#### [About this exercise]
For every line below, set down an identical copy.

---- Dataset records

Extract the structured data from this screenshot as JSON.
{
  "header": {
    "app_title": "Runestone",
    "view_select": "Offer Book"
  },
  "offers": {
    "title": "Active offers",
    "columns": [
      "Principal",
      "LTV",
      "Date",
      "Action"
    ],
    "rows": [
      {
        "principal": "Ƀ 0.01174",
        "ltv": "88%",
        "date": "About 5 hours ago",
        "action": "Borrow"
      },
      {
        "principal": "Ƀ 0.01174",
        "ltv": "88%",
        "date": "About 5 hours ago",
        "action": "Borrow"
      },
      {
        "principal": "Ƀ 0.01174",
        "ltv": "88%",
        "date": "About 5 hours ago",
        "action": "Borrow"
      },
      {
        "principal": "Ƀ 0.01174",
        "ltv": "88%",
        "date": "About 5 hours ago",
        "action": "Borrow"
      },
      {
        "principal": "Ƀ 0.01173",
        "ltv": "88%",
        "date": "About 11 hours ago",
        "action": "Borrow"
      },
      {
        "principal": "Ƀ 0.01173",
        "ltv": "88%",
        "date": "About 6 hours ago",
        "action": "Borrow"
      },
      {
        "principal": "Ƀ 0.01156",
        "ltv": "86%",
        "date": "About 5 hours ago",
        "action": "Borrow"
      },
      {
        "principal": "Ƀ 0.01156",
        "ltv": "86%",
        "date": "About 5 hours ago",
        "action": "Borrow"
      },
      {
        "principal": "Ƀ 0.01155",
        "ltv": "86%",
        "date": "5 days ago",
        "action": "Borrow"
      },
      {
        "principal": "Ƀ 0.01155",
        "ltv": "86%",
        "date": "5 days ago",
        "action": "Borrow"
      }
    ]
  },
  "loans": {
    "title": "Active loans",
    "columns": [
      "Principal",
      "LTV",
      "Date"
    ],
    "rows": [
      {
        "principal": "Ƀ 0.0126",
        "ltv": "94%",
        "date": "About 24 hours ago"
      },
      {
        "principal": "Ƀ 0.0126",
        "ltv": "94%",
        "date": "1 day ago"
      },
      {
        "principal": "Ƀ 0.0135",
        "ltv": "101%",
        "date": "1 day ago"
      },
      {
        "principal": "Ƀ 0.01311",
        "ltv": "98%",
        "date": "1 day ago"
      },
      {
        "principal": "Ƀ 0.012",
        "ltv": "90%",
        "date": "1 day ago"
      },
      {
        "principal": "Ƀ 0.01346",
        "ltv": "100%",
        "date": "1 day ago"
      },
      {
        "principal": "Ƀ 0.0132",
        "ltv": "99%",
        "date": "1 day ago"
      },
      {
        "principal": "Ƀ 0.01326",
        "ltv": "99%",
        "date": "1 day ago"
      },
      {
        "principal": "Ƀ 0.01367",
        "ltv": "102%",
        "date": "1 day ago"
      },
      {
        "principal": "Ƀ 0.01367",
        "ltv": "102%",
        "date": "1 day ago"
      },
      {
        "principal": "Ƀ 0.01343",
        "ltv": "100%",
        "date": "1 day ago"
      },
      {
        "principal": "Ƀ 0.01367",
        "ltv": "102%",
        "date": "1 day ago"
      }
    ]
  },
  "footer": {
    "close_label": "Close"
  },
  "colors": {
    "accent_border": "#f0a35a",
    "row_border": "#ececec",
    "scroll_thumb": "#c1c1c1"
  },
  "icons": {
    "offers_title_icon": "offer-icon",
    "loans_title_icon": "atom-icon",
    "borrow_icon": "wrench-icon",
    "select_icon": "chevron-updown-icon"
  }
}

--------

#### [Task output]
Extract the structured data from this screenshot as JSON.
{
  "header": {
    "app_title": "Runestone",
    "view_select": "Offer Book"
  },
  "offers": {
    "title": "Active offers",
    "columns": [
      "Principal",
      "LTV",
      "Date",
      "Action"
    ],
    "rows": [
      {
        "principal": "Ƀ 0.01174",
        "ltv": "88%",
        "date": "About 5 hours ago",
        "action": "Borrow"
      },
      {
        "principal": "Ƀ 0.01174",
        "ltv": "88%",
        "date": "About 5 hours ago",
        "action": "Borrow"
      },
      {
        "principal": "Ƀ 0.01174",
        "ltv": "88%",
        "date": "About 5 hours ago",
        "action": "Borrow"
      },
      {
        "principal": "Ƀ 0.01174",
        "ltv": "88%",
        "date": "About 5 hours ago",
        "action": "Borrow"
      },
      {
        "principal": "Ƀ 0.01173",
        "ltv": "88%",
        "date": "About 11 hours ago",
        "action": "Borrow"
      },
      {
        "principal": "Ƀ 0.01173",
        "ltv": "88%",
        "date": "About 6 hours ago",
        "action": "Borrow"
      },
      {
        "principal": "Ƀ 0.01156",
        "ltv": "86%",
        "date": "About 5 hours ago",
        "action": "Borrow"
      },
      {
        "principal": "Ƀ 0.01156",
        "ltv": "86%",
        "date": "About 5 hours ago",
        "action": "Borrow"
      },
      {
        "principal": "Ƀ 0.01155",
        "ltv": "86%",
        "date": "5 days ago",
        "action": "Borrow"
      },
      {
        "principal": "Ƀ 0.01155",
        "ltv": "86%",
        "date": "5 days ago",
        "action": "Borrow"
      }
    ]
  },
  "loans": {
    "title": "Active loans",
    "columns": [
      "Principal",
      "LTV",
      "Date"
    ],
    "rows": [
      {
        "principal": "Ƀ 0.0126",
        "ltv": "94%",
        "date": "About 24 hours ago"
      },
      {
        "principal": "Ƀ 0.0126",
        "ltv": "94%",
        "date": "1 day ago"
      },
      {
        "principal": "Ƀ 0.0135",
        "ltv": "101%",
        "date": "1 day ago"
      },
      {
        "principal": "Ƀ 0.01311",
        "ltv": "98%",
        "date": "1 day ago"
      },
      {
        "principal": "Ƀ 0.012",
        "ltv": "90%",
        "date": "1 day ago"
      },
      {
        "principal": "Ƀ 0.01346",
        "ltv": "100%",
        "date": "1 day ago"
      },
      {
        "principal": "Ƀ 0.0132",
        "ltv": "99%",
        "date": "1 day ago"
      },
      {
        "principal": "Ƀ 0.01326",
        "ltv": "99%",
        "date": "1 day ago"
      },
      {
        "principal": "Ƀ 0.01367",
        "ltv": "102%",
        "date": "1 day ago"
      },
      {
        "principal": "Ƀ 0.01367",
        "ltv": "102%",
        "date": "1 day ago"
      },
      {
        "principal": "Ƀ 0.01343",
        "ltv": "100%",
        "date": "1 day ago"
      },
      {
        "principal": "Ƀ 0.01367",
        "ltv": "102%",
        "date": "1 day ago"
      }
    ]
  },
  "footer": {
    "close_label": "Close"
  },
  "colors": {
    "accent_border": "#f0a35a",
    "row_border": "#ececec",
    "scroll_thumb": "#c1c1c1"
  },
  "icons": {
    "offers_title_icon": "offer-icon",
    "loans_title_icon": "atom-icon",
    "borrow_icon": "wrench-icon",
    "select_icon": "chevron-updown-icon"
  }
}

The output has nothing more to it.